According to the Bloomberg Billionaires Index, Mr Bezos’s fortune is $55bn ahead of the second richest man, Microsoft’s Bill Gates.
Gates hit the $100bn mark in 1999 at the height of the dot-com boom, which would be worth $149bn in today’s money.
It means Mr Bezos is richer than anyone else on earth since at least 1982, when Forbes first published a wealth ranking.
Soaring technology stocks have fuelled huge growth in the worth of entrepreneurs such as Mr Bezos and Facebook founder Mark Zuckerberg, who at 34 is number four on the Bloomberg list after investor Warren Buffett.

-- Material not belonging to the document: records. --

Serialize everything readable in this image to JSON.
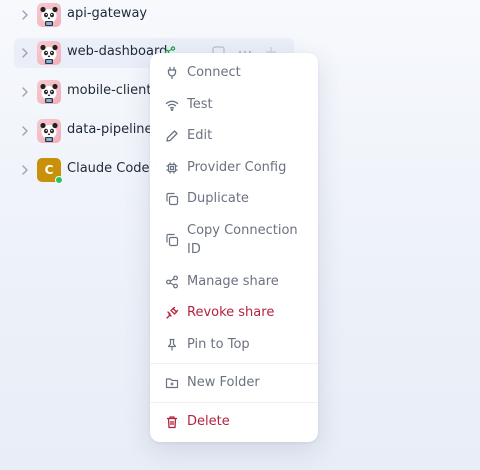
{
  "tree": {
    "items": [
      {
        "label": "api-gateway"
      },
      {
        "label": "web-dashboard"
      },
      {
        "label": "mobile-client"
      },
      {
        "label": "data-pipeline"
      },
      {
        "label": "Claude Code · ",
        "avatar_letter": "C"
      }
    ]
  },
  "context_menu": {
    "items": [
      {
        "label": "Connect",
        "icon": "plug-icon"
      },
      {
        "label": "Test",
        "icon": "wifi-icon"
      },
      {
        "label": "Edit",
        "icon": "pencil-icon"
      },
      {
        "label": "Provider Config",
        "icon": "chip-icon"
      },
      {
        "label": "Duplicate",
        "icon": "copy-icon"
      },
      {
        "label": "Copy Connection ID",
        "icon": "copy-icon"
      },
      {
        "label": "Manage share",
        "icon": "share-icon"
      },
      {
        "label": "Revoke share",
        "icon": "unplug-icon",
        "danger": true
      },
      {
        "label": "Pin to Top",
        "icon": "pin-icon"
      },
      {
        "label": "New Folder",
        "icon": "folder-plus-icon"
      },
      {
        "label": "Delete",
        "icon": "trash-icon",
        "danger": true
      }
    ]
  },
  "colors": {
    "danger": "#b4233c",
    "menu_text": "#6b7280",
    "avatar_claude": "#c9900a",
    "online": "#22c55e",
    "share_active": "#16a34a"
  }
}
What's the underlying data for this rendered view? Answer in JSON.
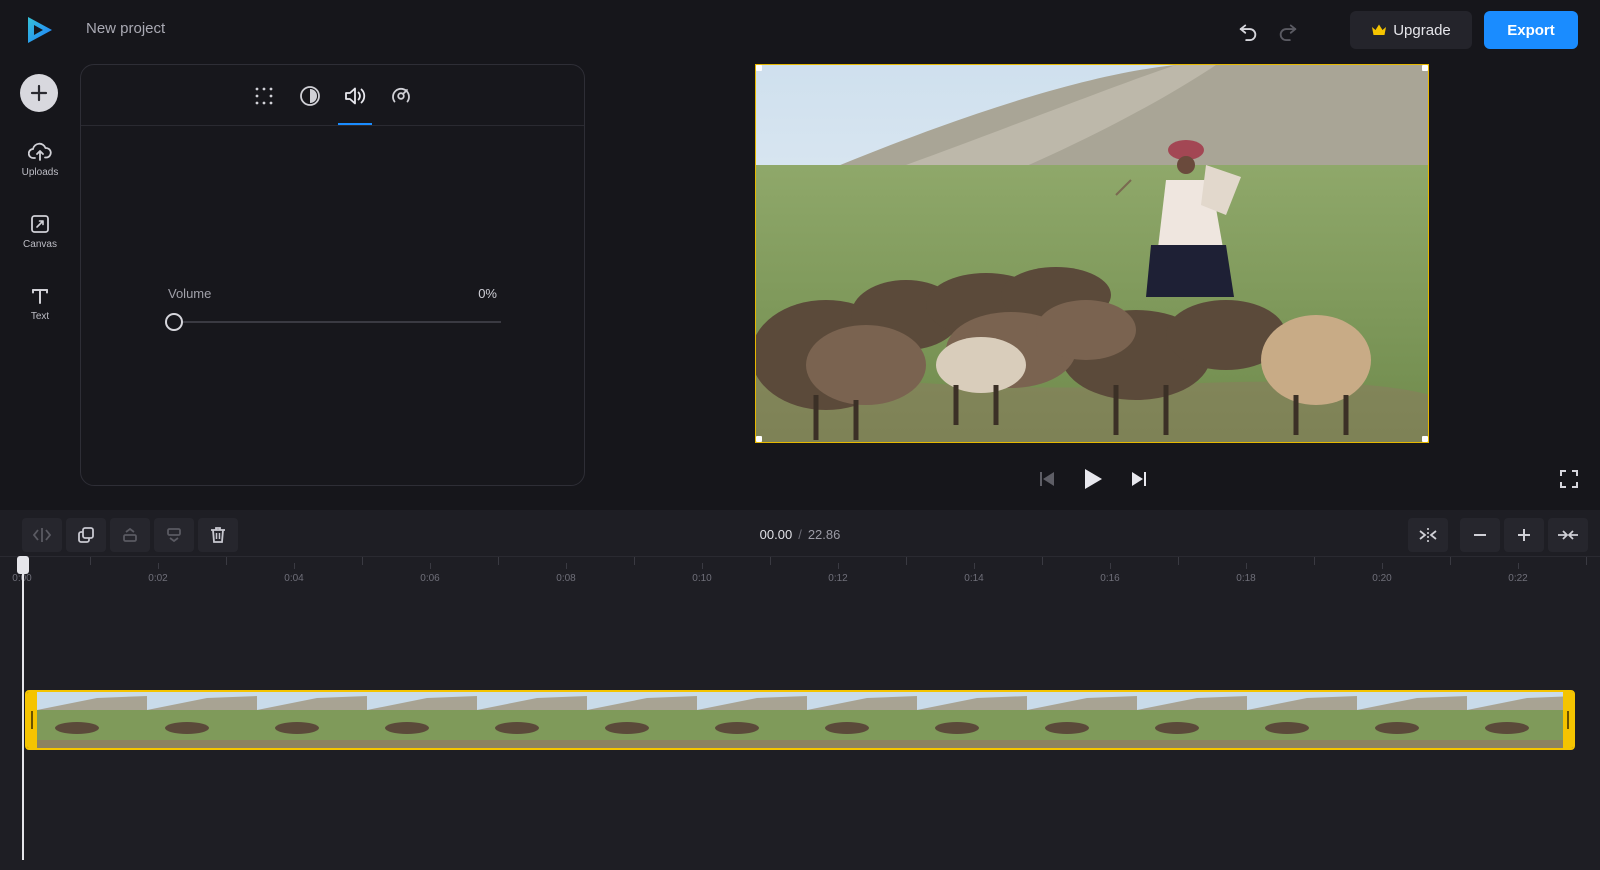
{
  "header": {
    "project_title": "New project",
    "upgrade_label": "Upgrade",
    "export_label": "Export"
  },
  "sidebar": {
    "items": [
      {
        "label": "Uploads",
        "icon": "upload-cloud-icon"
      },
      {
        "label": "Canvas",
        "icon": "canvas-icon"
      },
      {
        "label": "Text",
        "icon": "text-icon"
      }
    ]
  },
  "panel": {
    "tabs": [
      {
        "icon": "crop-icon"
      },
      {
        "icon": "filter-icon"
      },
      {
        "icon": "audio-icon",
        "active": true
      },
      {
        "icon": "speed-icon"
      }
    ],
    "volume": {
      "label": "Volume",
      "value_text": "0%",
      "value": 0
    }
  },
  "timeline": {
    "current_time": "00.00",
    "separator": "/",
    "total_time": "22.86",
    "ruler_labels": [
      "0:00",
      "0:02",
      "0:04",
      "0:06",
      "0:08",
      "0:10",
      "0:12",
      "0:14",
      "0:16",
      "0:18",
      "0:20",
      "0:22"
    ]
  },
  "colors": {
    "accent": "#1a8cff",
    "selection": "#f5c400",
    "background": "#16161b"
  }
}
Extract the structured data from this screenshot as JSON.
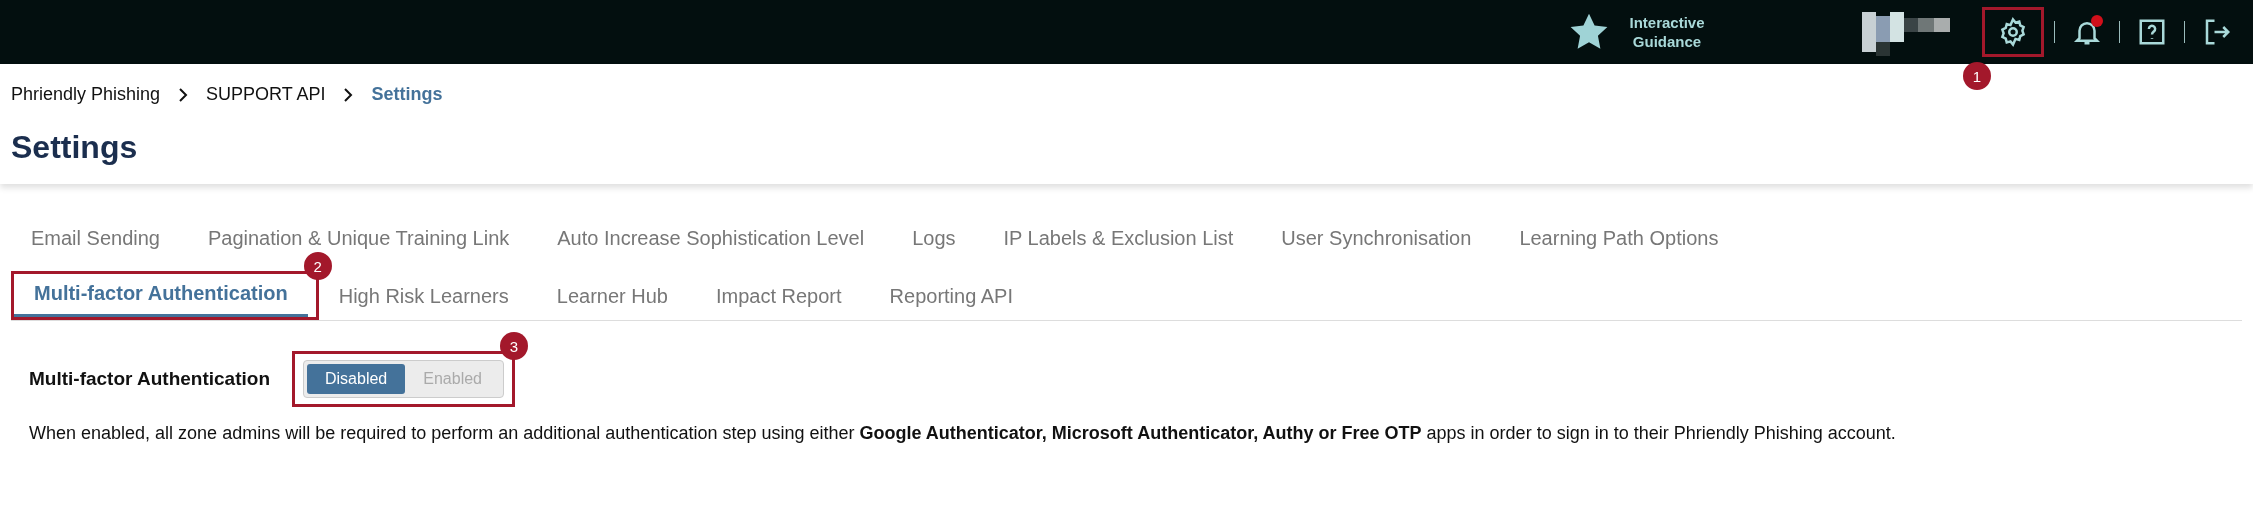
{
  "topbar": {
    "guidance": {
      "label": "Interactive Guidance"
    },
    "icons": [
      {
        "kind": "settings",
        "callout": "1",
        "badge": false
      },
      {
        "kind": "bell",
        "badge": true
      },
      {
        "kind": "help",
        "badge": false
      },
      {
        "kind": "logout",
        "badge": false
      }
    ]
  },
  "breadcrumb": [
    {
      "label": "Phriendly Phishing",
      "current": false
    },
    {
      "label": "SUPPORT API",
      "current": false
    },
    {
      "label": "Settings",
      "current": true
    }
  ],
  "page_title": "Settings",
  "tab_rows": [
    [
      {
        "label": "Email Sending",
        "selected": false
      },
      {
        "label": "Pagination & Unique Training Link",
        "selected": false
      },
      {
        "label": "Auto Increase Sophistication Level",
        "selected": false
      },
      {
        "label": "Logs",
        "selected": false
      },
      {
        "label": "IP Labels & Exclusion List",
        "selected": false
      },
      {
        "label": "User Synchronisation",
        "selected": false
      },
      {
        "label": "Learning Path Options",
        "selected": false
      }
    ],
    [
      {
        "label": "Multi-factor Authentication",
        "selected": true,
        "callout": "2"
      },
      {
        "label": "High Risk Learners",
        "selected": false
      },
      {
        "label": "Learner Hub",
        "selected": false
      },
      {
        "label": "Impact Report",
        "selected": false
      },
      {
        "label": "Reporting API",
        "selected": false
      }
    ]
  ],
  "setting": {
    "label": "Multi-factor Authentication",
    "callout": "3",
    "options": [
      {
        "label": "Disabled",
        "selected": true
      },
      {
        "label": "Enabled",
        "selected": false
      }
    ],
    "description": "When enabled, all zone admins will be required to perform an additional authentication step using either **Google Authenticator, Microsoft Authenticator, Authy or Free OTP** apps in order to sign in to their Phriendly Phishing account."
  }
}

Mr Bezos, 54, founded Amazon in 1994 when it began as an online bookshop before it expanded into selling a massive variety of products.
He smashed the wealth record as Amazon was preparing to start its 36-hour summer sales bonanza, Prime Day.
The event got off to a rocky start after the website and mobile app experienced technical problems.
Analyst Sucharita Mulpuru-Kodali at Forrester Research called the glitch a “huge deal.”
She said: “This is supposed to be one of their biggest days of the year.
“I am shocked this caught them off guard. But I guess the lesson is to not have a big unveil during the middle of the day when everyone comes to your site all at once.”
Amazon said it was working to resolve the glitches and added that many of its customers were “shopping successfully”.
It said that in the first hour of Prime Day in the US, customers ordered more items over the same period than last year.
Top ten wealthiest people:
1. Jeff Bezos (Amazon founder, $151bn (£113bn)
2. Bill Gates (Microsoft) $95bn (£71.6bn)
3. Warren Buffet (business magnate) $83bn (£62.5bn)
4. Mark Zuckerberg (Facebook) $82bn (£61bn)
5. Amancio Ortega (Founder of Inditex fashion group) $74.8bn (£55.7bn)
6. Bernard Arnault (LVMH luxury goods company) $74.7bn (£55bn)
7. Carlos Slim (business magnate) $63.1bn (£47.4bn)
8. Larry Page (co-founder of Google) $57bn (£42.9bn)
9. Sergey Brin (co-founder of Google) $56bn (£41.9bn)
10. Larry Ellison (co-founder of Oracle Corporate) $54.8bn (£40.7bn)